The Philadelphia Eagles added an extra first-round pick next year before selecting the Heisman Trophy winner, and spent the rest of the draft focused mainly on defense.
Trading up to take Alabama wide receiver DeVonta Smith at No. 10 overall after moving down from the sixth spot to the 12th easily was the highlight of Philadelphia's draft. The Eagles got a high-ceiling offensive lineman with a long injury history when they took Crimson Tide center Landon Dickerson in the second round.
They took Louisiana Tech defensive tackle Milton Williams in the third round and picked up two more defensive lineman in the sixth round Saturday: USC tackle Marlon Tuipulotu and Coastal Carolina end Tarron Johnson.
Philly began Day 3 by filling a need at cornerback, choosing Texas Tech's Zech McPhearson. The Eagles took Memphis running back Kenneth Gainwell in the fifth round and a pair of linebackers in the seventh round: LSU's JaCoby Stevens and Tulane's Patrick Johnson.
"It's hard to make judgments tonight," general manager Howie Roseman said Saturday. "It's hard to know anything other than we went into it with a process and a plan to bring the right people into the organization, the right people into the building."
Getting Smith gives Philadelphia a playmaker at a position it has struggled and hasn't had a 1,000-yard receiver since Jeremy Maclin in 2014. Smith reunites with quarterback Jalen Hurts, who played at Alabama before transferring to Oklahoma.
The Eagles fired coach Doug Pederson and traded quarterback Carson Wentz after going 4-11-1 last season, so they entered the draft looking to add talent regardless of position because they have plenty of holes.
IN THE GENES
McPhearson comes from a family of athletes. His parents and seven older siblings played college or pro sports. The 5-foot-11, 191-pound McPhearson played two seasons at Penn State and the last two with the Red Raiders. He was a team captain as a senior and had 120 tackles and four interceptions.
"Just being the youngest sibling and absorbing all the information they got and being there and learning from them has definitely helped me," McPhearson said. "I would definitely say leaning on my brothers who played on the big stage, too, they have a lot of information and a lot of tips and keys that have helped me along my journey."
IT'S IN THE NAME
If Gainwell gains yards well, he'll be a big part of Philadelphia's offense. He opted out a week before the start of last season following a funeral for an uncle, the fourth member of his family to die from COVID-19.
The 5-foot-11, 201-pound Gainwell ran a 4.42 40-yard dash at his pro day and had six straight 100-yard rushing games in 2019. He'll get an opportunity for playing time behind Miles Sanders.
"I'm basically kind of like a straight-line guy," he said. "I'm kind of just a guy that can catch the ball, run the ball, and get straight up field."

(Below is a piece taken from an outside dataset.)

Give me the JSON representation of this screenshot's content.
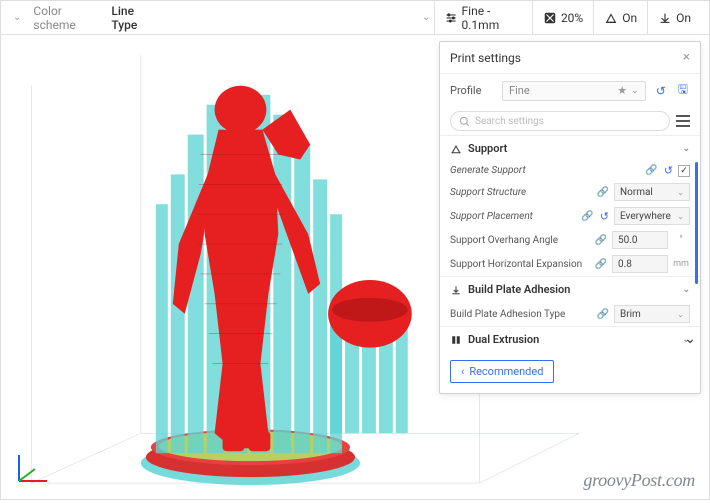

The 6-foot-2, 307-pound Tuipulotu had 8 1/2 sacks and 15 tackles for a loss in four seasons. He didn't start playing organized football until his freshman year in high school.
Tuipulotu and Williams provide depth behind Fletcher Cox and Javon Hargrave.
The 6-foot-2, 254-pound Jackson had 26 1/2 sacks in four seasons, including 16 1/2 the past two years. He was a finalist for the Bronko Nagurski Trophy given to the most outstanding defensive player in college football.
"I'm the guy that's trying to come off the ball as hard as he can, trying to be violent with my hands," Jackson said. "I definitely would describe my pass rush game as relentless."
Stevens played safety at LSU and Johnson was an edge rusher at Tulane, but the Eagles listed both players as linebackers.
"They said they want me to be a guy to come in and be able to be a good edge rusher for them and sack the quarterback and get some hurries and rushes," Johnson said.
Stevens said he has no preference where he plays.
"My thing is about coming in and being able to contribute any way possible, so if they have me come in and want me to play linebacker or safety, regardless of what position they want me to play, my job now is to contribute to the Philadelphia Eagles' defense," Stevens said.
HE'S STILL HERE
The Eagles and three-time Pro Bowl tight end Zach Ertz seem destined for a divorce but he hasn't been moved yet. Trading him or releasing him in June would save the Eagles about $8.5 million in cap space this offseason, so waiting one more month benefits the team from that standpoint.